Cable operators continue to spend millions
complying with the Federal Communications
Commission’s separable-security rules, even though
less than 2.5% of their customers have opted to use CableCards
in standalone devices.
The 10 biggest cable operators have put into service
more than 19.5 million set-tops with CableCards since
the FCC’s so-called “integration ban” went into effect on
July 1, 2007. By contrast, those MSOs have deployed just
489,000 CableCards for standalone devices, such as TiVo
digital video recorders, according to a National Cable &
Telecommunications Association notice filed last week
with the FCC.
And the CableCard regime, which prohibits operators
from deploying any advanced digital set-tops with integrated
security, could become even more onerous: The
FCC has proposed changes to go into effect later in 2010
that, among other things, would require operators to
“standardize installation policies for retail and operatorleased
CableCard devices” (see Rules).
Separately, the American Cable Association last week
pressed the FCC to move forward on Evolution Digital’s
eight-month-old request to exempt low-cost, limitedfunction
HD set-tops from the separable-security requirements.
“In numerous filings in support of set-top box waiver
requests, ACA has demonstrated the critical need for the
availability of low-cost integrated set-top boxes to small
and medium-sized operators,” ACA CEO Matt Polka wrote
in a March 31 letter.
Evolution in July 2009 filed a petition with the FCC for
a waiver for its HD digital terminal adapter — priced less
than $100 — from the integrated set-top ban.
Low-cost digital terminal adapters, or DTAs, are designed
to allow cable systems to free up spectrum by allowing operators
to retire analog TV channels. The FCC in June 2009
approved Evolution Broadband’s request for a three-year
waiver for standard-definition DTAs with integrated security
According to Polka, the absence of low-cost, HD devices
with integrated security is forcing cable operators to make
a choice. They can purchase and deploy low-cost non-HD
integrated set-top boxes. Alternately, they can wait to see
whether the FCC will expand the applicability of the Cable
One order — which allows that MSO to use low-cost
HD boxes in one market — to permit any cable operator
to purchase and deploy low-cost, limited-capability HD
“The Commission’s delay in publicly addressing this issue

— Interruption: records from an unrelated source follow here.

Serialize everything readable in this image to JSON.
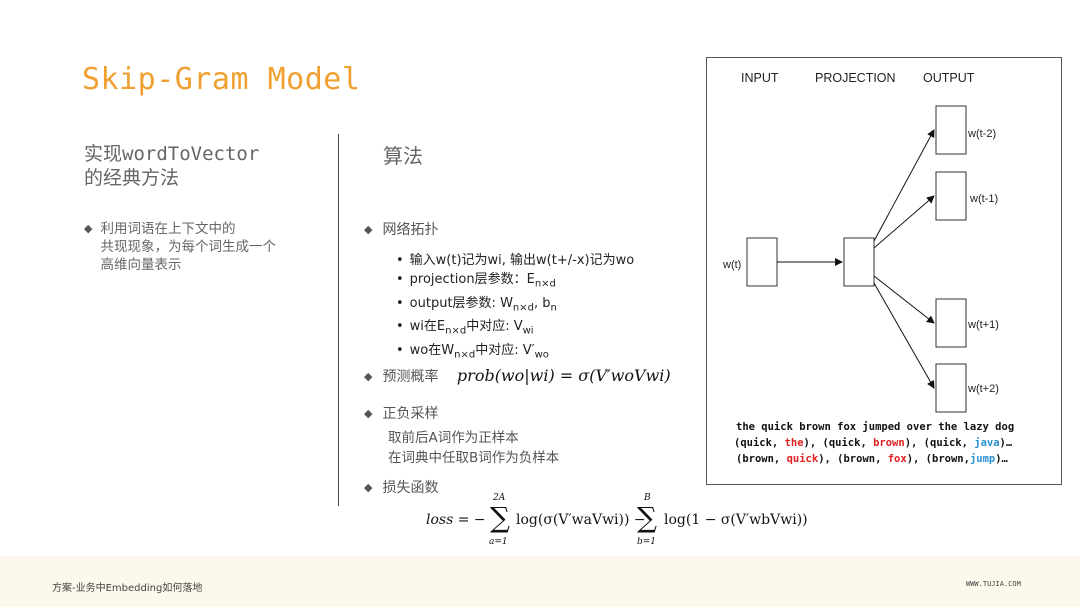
{
  "title": "Skip-Gram Model",
  "subtitle": {
    "line1_prefix": "实现",
    "line1_code": "wordToVector",
    "line2": "的经典方法"
  },
  "left_bullet": {
    "line1": "利用词语在上下文中的",
    "line2": "共现现象，为每个词生成一个",
    "line3": "高维向量表示"
  },
  "algorithm_heading": "算法",
  "sections": {
    "topology": {
      "label": "网络拓扑",
      "items": [
        "输入w(t)记为wi, 输出w(t+/-x)记为wo",
        "projection层参数：E",
        "output层参数: W",
        "wi在E",
        "wo在W"
      ],
      "item_parts": {
        "proj_sub": "n×d",
        "out_sub": "n×d",
        "out_tail": ", b",
        "out_tail_sub": "n",
        "wi_sub": "n×d",
        "wi_tail": "中对应: V",
        "wi_tail_sub": "wi",
        "wo_sub": "n×d",
        "wo_tail": "中对应: V′",
        "wo_tail_sub": "wo"
      }
    },
    "probability": {
      "label": "预测概率",
      "formula": "prob(wo|wi) = σ(V′woVwi)"
    },
    "sampling": {
      "label": "正负采样",
      "line1": "取前后A词作为正样本",
      "line2": "在词典中任取B词作为负样本"
    },
    "loss": {
      "label": "损失函数",
      "lhs": "loss = −",
      "sum1_top": "2A",
      "sum1_bottom": "a=1",
      "term1": "log(σ(V′waVwi)) −",
      "sum2_top": "B",
      "sum2_bottom": "b=1",
      "term2": "log(1 − σ(V′wbVwi))"
    }
  },
  "diagram": {
    "headers": [
      "INPUT",
      "PROJECTION",
      "OUTPUT"
    ],
    "input_label": "w(t)",
    "output_labels": [
      "w(t-2)",
      "w(t-1)",
      "w(t+1)",
      "w(t+2)"
    ],
    "sentence": "the quick brown fox jumped over the lazy dog",
    "pairs_line1": [
      {
        "a": "(quick, ",
        "b": "the",
        "c": "), ",
        "color": "red"
      },
      {
        "a": "(quick, ",
        "b": "brown",
        "c": "), ",
        "color": "red"
      },
      {
        "a": "(quick, ",
        "b": "java",
        "c": ")…",
        "color": "blue"
      }
    ],
    "pairs_line2": [
      {
        "a": "(brown, ",
        "b": "quick",
        "c": "), ",
        "color": "red"
      },
      {
        "a": "(brown, ",
        "b": "fox",
        "c": "), ",
        "color": "red"
      },
      {
        "a": "(brown,",
        "b": "jump",
        "c": ")…",
        "color": "blue"
      }
    ],
    "colors": {
      "positive": "#e02020",
      "negative": "#2a8fd0"
    }
  },
  "footer": {
    "left": "方案-业务中Embedding如何落地",
    "right": "WWW.TUJIA.COM"
  },
  "colors": {
    "title": "#f0a030",
    "footer_bg": "#fdf8ec"
  }
}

— one that has been pending at the Commission since
last year — is negatively impacting the marketplace and
consumers, particularly in smaller markets and rural areas
served by small cable operators,” Polka said.